Arrange florets in a single layer in prepared dish. Sprinkle with salt, pepper, panko crumbs and cheeses. Bake, uncovered, for 25-30 minutes, until golden-brown and bubbling.
- For a pretty presentation, use a combination of cauliflower and broccoli florets.
- A whole cauliflower takes 10-12 minutes, covered, to microwave on high power.
- You can substitute a 20-ounce bag of frozen cauliflower florets for the whole cauliflower. No need to defrost before using.
Eileen’s Quinoa Salad with Apples and Sweet Potatoes
Yields 6 servings
Cookbook author and food writer Eileen Goltz kindly shared this scrumptious salad from her recipe files. It’s a terrific light main course that is perfect with fresh fruit and hot cornbread or rolls. Quinoa is a great source of protein and is gluten-free.

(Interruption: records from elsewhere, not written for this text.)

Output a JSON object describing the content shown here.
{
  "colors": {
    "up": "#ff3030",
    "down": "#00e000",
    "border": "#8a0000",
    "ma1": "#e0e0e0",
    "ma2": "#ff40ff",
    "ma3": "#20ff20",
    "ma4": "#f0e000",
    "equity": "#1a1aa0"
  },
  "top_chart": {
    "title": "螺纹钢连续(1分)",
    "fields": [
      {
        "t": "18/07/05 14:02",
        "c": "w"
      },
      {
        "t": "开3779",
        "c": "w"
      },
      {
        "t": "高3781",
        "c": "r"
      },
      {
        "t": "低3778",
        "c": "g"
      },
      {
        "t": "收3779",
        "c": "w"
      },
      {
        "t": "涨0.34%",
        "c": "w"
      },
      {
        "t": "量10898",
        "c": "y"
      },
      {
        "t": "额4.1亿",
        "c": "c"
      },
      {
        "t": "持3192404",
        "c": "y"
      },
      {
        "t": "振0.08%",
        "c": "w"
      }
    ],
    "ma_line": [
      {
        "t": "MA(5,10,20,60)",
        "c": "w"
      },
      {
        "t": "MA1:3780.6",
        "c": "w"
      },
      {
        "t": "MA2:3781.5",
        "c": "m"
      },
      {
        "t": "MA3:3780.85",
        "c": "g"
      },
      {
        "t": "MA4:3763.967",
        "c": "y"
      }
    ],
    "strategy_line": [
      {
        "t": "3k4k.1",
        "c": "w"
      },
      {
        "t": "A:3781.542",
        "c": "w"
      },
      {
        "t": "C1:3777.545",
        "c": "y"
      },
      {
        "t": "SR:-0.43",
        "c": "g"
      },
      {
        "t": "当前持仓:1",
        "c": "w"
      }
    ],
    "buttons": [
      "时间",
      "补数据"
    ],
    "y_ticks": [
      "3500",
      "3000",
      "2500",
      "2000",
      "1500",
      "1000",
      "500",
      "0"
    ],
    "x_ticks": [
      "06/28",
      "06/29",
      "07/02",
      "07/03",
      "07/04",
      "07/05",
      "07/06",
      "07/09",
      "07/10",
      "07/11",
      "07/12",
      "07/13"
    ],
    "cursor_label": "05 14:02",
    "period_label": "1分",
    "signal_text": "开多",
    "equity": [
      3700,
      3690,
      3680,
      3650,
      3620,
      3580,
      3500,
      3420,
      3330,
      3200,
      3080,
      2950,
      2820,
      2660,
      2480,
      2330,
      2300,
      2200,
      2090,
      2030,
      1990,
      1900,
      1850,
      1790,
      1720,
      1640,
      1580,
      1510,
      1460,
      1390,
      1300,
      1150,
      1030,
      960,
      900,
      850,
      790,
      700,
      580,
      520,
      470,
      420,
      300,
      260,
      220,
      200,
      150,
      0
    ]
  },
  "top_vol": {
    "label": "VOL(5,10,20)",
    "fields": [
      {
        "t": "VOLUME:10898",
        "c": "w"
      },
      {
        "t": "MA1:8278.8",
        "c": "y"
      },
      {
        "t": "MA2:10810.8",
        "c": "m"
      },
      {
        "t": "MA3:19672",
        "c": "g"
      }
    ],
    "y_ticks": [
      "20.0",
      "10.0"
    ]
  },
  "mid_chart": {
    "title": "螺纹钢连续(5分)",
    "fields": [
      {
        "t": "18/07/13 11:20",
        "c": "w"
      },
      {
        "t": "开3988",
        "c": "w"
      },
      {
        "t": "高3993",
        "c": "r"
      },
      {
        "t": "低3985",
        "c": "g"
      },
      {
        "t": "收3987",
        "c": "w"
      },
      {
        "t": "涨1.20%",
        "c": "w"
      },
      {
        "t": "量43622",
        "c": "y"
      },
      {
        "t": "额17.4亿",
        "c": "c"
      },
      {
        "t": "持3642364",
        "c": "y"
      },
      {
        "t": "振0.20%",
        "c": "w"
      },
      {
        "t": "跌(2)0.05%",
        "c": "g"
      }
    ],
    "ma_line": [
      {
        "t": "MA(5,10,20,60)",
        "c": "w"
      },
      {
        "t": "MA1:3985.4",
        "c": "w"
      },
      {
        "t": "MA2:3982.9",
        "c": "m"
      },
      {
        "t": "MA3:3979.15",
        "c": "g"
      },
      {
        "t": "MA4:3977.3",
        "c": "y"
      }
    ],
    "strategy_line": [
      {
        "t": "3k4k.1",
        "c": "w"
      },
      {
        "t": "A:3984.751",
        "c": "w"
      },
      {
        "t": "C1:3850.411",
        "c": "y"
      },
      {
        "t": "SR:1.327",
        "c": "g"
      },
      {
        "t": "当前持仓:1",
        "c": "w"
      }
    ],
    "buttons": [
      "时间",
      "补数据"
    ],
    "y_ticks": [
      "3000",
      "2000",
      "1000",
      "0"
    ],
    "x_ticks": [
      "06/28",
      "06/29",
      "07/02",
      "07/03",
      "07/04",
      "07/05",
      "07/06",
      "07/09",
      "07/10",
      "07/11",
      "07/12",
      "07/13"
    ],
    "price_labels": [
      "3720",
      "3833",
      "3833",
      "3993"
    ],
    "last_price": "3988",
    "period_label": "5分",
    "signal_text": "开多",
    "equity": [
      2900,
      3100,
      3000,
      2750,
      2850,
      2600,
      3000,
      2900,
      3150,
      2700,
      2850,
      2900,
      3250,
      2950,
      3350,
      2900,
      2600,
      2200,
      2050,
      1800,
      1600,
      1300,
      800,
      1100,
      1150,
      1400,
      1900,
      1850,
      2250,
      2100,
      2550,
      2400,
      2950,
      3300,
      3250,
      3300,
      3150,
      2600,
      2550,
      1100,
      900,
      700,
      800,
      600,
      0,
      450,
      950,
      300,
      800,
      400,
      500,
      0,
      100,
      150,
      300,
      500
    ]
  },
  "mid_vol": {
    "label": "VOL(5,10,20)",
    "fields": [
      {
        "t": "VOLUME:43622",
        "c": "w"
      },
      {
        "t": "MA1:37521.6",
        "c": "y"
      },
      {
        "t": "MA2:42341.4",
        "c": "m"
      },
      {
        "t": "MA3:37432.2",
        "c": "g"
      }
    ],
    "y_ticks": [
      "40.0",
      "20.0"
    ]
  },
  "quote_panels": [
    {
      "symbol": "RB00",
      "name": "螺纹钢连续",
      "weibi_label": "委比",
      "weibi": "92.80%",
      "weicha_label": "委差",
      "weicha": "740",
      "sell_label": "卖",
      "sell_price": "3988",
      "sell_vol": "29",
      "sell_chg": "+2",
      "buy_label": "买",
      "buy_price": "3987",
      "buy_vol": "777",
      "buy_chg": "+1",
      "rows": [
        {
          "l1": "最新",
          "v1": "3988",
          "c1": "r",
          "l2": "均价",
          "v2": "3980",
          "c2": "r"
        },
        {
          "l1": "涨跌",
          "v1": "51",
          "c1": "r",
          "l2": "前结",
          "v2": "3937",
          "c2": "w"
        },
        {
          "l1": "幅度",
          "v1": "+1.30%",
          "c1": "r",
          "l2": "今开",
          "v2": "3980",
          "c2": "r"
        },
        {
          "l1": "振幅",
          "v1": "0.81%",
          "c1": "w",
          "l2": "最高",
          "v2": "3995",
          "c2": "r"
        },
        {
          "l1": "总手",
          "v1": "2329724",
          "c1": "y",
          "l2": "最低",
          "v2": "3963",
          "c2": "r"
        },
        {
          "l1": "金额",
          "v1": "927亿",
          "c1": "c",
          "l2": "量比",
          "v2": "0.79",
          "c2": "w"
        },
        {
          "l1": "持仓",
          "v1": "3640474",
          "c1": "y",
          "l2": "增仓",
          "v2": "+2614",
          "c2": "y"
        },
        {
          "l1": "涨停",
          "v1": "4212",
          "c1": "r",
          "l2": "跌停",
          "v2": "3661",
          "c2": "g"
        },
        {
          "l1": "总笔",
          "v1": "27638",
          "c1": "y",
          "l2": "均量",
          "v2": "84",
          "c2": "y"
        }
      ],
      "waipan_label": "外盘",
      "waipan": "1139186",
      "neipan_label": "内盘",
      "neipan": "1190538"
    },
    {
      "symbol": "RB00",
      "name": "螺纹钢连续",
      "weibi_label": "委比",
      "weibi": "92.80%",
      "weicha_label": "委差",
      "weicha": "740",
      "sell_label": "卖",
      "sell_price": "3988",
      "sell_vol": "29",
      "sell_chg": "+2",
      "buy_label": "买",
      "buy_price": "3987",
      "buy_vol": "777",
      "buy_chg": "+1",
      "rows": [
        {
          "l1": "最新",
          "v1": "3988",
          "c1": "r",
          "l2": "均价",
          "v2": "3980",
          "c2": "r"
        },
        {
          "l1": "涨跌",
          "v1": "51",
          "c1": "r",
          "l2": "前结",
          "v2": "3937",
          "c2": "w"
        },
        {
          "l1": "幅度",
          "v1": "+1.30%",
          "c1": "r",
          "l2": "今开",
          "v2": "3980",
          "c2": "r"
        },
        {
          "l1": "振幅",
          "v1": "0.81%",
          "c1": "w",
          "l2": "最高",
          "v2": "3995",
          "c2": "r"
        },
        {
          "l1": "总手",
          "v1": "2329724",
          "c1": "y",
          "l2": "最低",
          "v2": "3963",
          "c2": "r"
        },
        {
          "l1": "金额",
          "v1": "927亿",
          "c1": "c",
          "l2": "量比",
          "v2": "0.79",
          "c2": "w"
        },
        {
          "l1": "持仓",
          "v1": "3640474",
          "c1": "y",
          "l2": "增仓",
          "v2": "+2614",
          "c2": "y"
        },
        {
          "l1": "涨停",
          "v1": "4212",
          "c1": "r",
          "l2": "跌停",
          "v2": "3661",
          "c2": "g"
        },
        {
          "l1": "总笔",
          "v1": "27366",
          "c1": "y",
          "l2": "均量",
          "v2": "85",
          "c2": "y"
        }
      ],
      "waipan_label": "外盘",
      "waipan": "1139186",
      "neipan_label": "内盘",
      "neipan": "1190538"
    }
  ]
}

2 tablespoons olive oil
1 1/2 pounds sweet potatoes or butternut squash, peeled and cut into small pieces
Salt and pepper to taste
1 1/2 cups quinoa, cooked according to package directions
1/4 cup additional olive oil
1/4 cup rice wine vinegar
2 large apples cut into bite-sized pieces (peel if desired)
1/2 cup chopped fresh parsley
1/2 red onion, thinly sliced
8 ounces salad greens
Preheat oven to 400°F.
On a rimmed baking sheet, toss the sweet potatoes or butternut squash with 2 tablespoons olive oil and season with salt and pepper. Roast for about 25 minutes, stirring once until softened but not mushy. Let cool.
Meanwhile, cook the quinoa according to package directions. Let cool. In a large bowl, combine the remaining olive oil with the vinegar; season with salt and pepper. Add the cooked quinoa, sweet potatoes, apples, parsley, onion and salad greens. Mix to combine and serve.
Grilled Fruit in Foil
Yields 4 servings
Delicious over ice cream or frozen sorbet—or even on its own!
3 tablespoons maple syrup
3 cups sliced fresh peaches, nectarines and/or pears
Drizzle maple syrup over fruit. Wrap in heavy-duty foil, sealing well to make a package. Heat for 20 minutes on the dying embers of your BBQ.
Norene Gilletz is the leading author of kosher cookbooks in Canada. She is the author of ten cookbooks and divides her time between work as a food writer, culinary consultant, spokesperson, cooking instructor, lecturer and editor. Norene lives in Toronto, Canada. For more information, visit her web site at www.gourmania.com.
*Please consult the OU’s guidelines for checking fruits and vegetables.